• Task directions:
Gather all lines in the entries that include the word "alloys".

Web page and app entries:

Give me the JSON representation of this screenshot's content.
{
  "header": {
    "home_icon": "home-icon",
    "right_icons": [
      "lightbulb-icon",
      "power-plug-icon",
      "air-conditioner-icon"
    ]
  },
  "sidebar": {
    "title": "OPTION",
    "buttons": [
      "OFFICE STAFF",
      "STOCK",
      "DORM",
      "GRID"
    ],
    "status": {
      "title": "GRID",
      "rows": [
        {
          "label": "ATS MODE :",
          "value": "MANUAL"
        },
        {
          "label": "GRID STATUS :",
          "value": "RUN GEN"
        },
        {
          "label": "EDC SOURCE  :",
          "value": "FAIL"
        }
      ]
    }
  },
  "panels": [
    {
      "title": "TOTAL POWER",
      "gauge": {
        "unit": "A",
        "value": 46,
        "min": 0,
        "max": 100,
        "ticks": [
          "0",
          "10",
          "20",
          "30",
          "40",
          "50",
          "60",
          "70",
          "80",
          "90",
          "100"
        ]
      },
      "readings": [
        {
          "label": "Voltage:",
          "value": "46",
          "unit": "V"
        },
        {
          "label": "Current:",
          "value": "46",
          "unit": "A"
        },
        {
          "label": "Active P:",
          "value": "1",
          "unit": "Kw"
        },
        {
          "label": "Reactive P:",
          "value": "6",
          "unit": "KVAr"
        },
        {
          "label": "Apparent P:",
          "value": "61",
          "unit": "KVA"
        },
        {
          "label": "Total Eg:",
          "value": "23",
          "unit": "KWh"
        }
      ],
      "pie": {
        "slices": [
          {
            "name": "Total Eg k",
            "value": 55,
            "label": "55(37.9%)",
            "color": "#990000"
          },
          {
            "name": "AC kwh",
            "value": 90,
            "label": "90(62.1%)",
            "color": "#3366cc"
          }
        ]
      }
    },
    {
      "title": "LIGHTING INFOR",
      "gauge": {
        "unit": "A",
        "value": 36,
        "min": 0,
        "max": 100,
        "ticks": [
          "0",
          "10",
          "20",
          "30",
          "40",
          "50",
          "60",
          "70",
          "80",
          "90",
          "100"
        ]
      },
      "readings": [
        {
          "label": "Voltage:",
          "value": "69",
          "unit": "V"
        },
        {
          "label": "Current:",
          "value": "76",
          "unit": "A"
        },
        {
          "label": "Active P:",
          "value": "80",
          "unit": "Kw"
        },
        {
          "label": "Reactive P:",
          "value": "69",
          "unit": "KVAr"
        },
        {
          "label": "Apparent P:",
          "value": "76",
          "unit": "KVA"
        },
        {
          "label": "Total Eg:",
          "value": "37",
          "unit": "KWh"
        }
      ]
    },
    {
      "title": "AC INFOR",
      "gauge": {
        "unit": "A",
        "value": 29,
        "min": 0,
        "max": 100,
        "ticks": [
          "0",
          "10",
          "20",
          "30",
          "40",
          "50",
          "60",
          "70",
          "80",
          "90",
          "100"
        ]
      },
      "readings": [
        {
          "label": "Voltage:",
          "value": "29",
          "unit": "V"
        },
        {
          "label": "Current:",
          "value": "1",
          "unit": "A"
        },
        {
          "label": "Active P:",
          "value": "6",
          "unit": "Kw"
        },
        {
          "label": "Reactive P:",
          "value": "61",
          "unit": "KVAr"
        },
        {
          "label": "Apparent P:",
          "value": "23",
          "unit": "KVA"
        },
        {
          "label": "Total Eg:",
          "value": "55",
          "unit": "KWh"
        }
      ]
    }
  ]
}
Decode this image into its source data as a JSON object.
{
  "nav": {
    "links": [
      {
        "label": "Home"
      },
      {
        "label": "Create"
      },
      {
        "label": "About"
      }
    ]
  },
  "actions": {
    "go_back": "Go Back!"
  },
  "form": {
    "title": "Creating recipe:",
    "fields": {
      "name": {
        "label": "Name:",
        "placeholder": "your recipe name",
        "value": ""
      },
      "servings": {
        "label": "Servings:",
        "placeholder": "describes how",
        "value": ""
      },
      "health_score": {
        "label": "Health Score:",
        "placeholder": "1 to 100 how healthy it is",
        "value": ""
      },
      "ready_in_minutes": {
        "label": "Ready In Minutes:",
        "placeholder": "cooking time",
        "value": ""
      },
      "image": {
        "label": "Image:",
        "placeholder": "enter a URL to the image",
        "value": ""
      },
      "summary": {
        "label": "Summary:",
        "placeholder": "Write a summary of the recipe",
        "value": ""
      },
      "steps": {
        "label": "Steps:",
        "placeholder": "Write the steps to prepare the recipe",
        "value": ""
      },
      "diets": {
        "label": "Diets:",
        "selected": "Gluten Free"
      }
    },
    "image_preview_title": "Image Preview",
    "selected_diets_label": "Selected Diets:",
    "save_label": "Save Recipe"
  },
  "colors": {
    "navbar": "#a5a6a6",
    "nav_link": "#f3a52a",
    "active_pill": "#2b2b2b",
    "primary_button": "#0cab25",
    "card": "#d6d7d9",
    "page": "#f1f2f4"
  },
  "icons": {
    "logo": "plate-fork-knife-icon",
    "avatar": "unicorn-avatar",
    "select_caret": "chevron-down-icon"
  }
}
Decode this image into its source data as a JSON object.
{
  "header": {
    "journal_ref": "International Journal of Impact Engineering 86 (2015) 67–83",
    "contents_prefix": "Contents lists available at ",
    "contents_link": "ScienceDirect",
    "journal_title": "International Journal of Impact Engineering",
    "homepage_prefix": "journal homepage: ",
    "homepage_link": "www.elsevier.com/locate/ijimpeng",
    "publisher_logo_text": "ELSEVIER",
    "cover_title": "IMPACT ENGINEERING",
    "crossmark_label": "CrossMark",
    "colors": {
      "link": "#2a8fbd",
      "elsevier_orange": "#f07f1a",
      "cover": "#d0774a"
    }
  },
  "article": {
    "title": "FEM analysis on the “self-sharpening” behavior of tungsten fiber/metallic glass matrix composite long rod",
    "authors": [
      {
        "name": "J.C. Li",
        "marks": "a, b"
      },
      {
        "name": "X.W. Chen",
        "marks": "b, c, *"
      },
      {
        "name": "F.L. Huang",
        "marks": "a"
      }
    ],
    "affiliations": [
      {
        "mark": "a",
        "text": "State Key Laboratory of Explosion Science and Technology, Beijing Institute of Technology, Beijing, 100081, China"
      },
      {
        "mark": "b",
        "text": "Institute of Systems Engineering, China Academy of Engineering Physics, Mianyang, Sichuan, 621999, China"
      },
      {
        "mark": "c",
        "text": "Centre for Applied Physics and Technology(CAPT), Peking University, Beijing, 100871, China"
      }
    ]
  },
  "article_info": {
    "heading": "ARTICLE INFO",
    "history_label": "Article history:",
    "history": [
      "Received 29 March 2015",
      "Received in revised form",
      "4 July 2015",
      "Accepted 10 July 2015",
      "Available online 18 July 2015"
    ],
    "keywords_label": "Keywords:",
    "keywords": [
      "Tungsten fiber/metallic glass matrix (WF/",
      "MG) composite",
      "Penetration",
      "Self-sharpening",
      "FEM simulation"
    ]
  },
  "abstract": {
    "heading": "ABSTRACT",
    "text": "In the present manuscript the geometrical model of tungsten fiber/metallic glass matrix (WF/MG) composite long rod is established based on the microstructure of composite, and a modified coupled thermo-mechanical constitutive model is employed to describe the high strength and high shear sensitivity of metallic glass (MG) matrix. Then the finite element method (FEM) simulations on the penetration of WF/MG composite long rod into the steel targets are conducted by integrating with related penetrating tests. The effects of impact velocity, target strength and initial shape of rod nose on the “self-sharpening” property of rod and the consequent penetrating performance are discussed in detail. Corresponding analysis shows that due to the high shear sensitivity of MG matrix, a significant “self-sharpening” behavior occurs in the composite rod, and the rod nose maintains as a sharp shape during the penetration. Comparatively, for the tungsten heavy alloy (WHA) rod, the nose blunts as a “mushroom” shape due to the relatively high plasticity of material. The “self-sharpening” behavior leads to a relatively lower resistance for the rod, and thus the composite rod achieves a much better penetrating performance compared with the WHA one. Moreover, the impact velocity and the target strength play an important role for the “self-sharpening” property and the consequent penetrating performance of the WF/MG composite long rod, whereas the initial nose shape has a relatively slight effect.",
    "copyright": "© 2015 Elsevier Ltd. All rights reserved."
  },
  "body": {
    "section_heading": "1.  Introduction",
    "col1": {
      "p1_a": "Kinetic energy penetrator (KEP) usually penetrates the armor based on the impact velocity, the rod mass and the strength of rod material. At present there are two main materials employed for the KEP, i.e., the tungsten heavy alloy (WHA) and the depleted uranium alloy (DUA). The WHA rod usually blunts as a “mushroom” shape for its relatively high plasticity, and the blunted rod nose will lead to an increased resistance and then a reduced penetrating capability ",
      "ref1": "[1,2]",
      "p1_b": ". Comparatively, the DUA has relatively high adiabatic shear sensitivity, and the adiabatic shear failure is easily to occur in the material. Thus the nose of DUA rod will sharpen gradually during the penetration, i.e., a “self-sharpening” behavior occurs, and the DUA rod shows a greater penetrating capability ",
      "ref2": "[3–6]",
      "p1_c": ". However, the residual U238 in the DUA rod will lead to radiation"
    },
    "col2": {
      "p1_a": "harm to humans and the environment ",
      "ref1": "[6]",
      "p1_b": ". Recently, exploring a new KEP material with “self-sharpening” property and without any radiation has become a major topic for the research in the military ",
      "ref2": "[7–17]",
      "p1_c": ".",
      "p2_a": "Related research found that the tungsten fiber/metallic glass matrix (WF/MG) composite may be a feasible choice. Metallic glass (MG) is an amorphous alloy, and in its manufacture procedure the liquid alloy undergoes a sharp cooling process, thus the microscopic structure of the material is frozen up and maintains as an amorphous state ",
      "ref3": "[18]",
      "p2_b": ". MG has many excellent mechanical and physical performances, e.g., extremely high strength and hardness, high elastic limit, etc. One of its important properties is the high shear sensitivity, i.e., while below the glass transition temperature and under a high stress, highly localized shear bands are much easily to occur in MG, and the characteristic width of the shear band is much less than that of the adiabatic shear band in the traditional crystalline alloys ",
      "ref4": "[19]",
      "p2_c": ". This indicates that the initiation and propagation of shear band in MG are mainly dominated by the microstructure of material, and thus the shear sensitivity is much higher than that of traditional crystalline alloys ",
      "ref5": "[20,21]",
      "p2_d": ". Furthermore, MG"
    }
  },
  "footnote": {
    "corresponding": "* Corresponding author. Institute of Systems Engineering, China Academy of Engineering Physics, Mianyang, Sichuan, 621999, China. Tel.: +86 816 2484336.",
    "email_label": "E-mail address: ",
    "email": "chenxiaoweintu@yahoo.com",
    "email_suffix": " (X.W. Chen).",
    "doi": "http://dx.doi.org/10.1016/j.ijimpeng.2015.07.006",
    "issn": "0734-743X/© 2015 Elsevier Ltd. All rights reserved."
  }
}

• Answer section:
      "p2_b": ". MG has many excellent mechanical and physical performances, e.g., extremely high strength and hardness, high elastic limit, etc. One of its important properties is the high shear sensitivity, i.e., while below the glass transition temperature and under a high stress, highly localized shear bands are much easily to occur in MG, and the characteristic width of the shear band is much less than that of the adiabatic shear band in the traditional crystalline alloys ",
      "p2_c": ". This indicates that the initiation and propagation of shear band in MG are mainly dominated by the microstructure of material, and thus the shear sensitivity is much higher than that of traditional crystalline alloys ",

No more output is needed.